It was a “compelling investment for private individuals in the UK”, Mark said. Those who had priced me out of London were doing the same in Berlin. It will only add to the increase of rents in Neukölln that will push Nomi from her home. She has already been kicked out of Kreuzberg because of the mass of gentrification that completely consumed her entire neighbourhood, a process that is trying to eat the local Meuterei.
“We (politicians) look everyday for alternatives …” Schworck told the Drugstore after admitting defeat, “… suitable housing, even in our circle of friends and acquaintances.” It was a sick joke, like someone who was kicking you off their sofa but didn’t have the guts to tell you to fuck off. After making you homeless he somehow absolves himself from guilt with the fact that has asked around, looking unsuccessfully for charity from the friends of politicians.

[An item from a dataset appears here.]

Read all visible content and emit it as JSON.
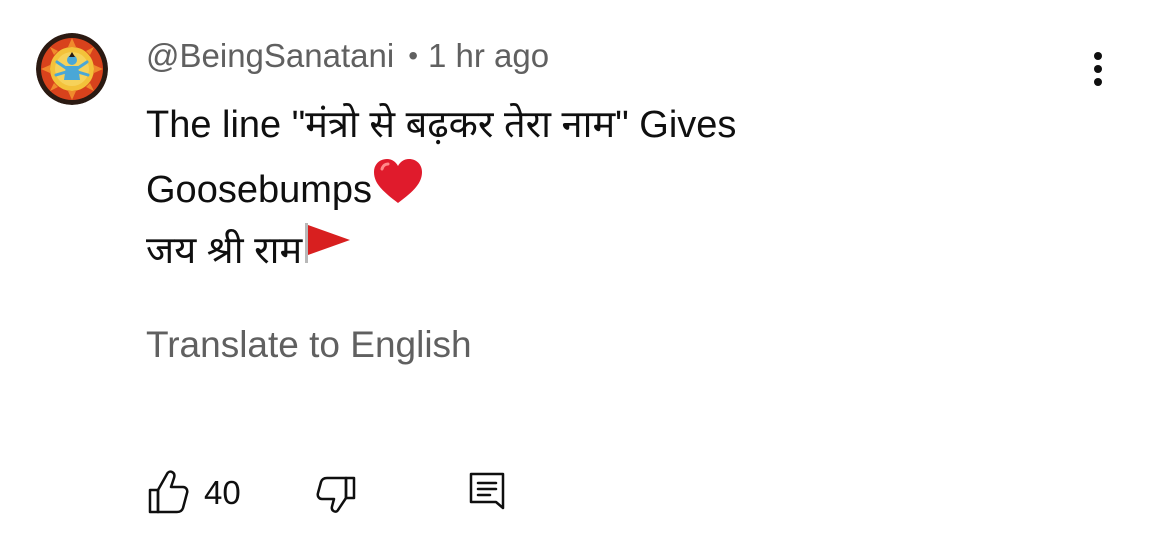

The Potse, or any of the other squats and associations, do not share the same defeatism. Joining together in the “Interkiezionale” rally was a day of action across all of the affected Berlin squats, calling against the “global restructuring of the rich” with the destruction and social cleansing of our communities, “for a little bit of chaos in the order, against the city of the rich … one struggle, one fight,” as the Interkiezionale announced.
“This feeling is something that keeps you going not matter what’s going to happen,” Nomi tells me about what the re-opening of the Poste meant to her. “It’s something that can’t be taken away from you. It’s our little revolution.”
From London to Berlin, it is time to evict these landlords from our neighbourhoods. At great expense, the government’s of both Germany and the United Kingdom has been shown to protect the interests of the market or landlord over the social causes it is elected to protect. The Potse has been handed their eviction notice, the riot police sit and wait in their vans for the order to come through.
This is an international struggle for the right to community self-determination. A scream for dignity, evict Intown Gruppe and William Pears from our neighbourhoods! Protect our community!
On Saturday we shout; Wir Bleiben Alle! We all Stay!
Joe Reynolds is an anarchist investigative journalist living in Neukölln, Berlin. He focuses primarily on stories examining the housing crisis and the movement of refugees across the European Union. Since the Brexit vote in 2016, he has been based across Europe, investigating struggles in Greece, France, Spain and Germany.
Joe is a journalist without a guild or union. The core of his principles are held in the protection of his sources and a flat refusal to send documents and photographs to local police authorities. He is ‘Free’, independent but bound to the principles of his association with anarchism – the application of the tools of journalism to challenge those in power, not reinforce the lies that keep us all oppressed.
If you wish to challenge the journalist on his investigation, discuss the issues here or contribute/collaborate to a story, please contact Joe at freeassociation(at)riseup.net.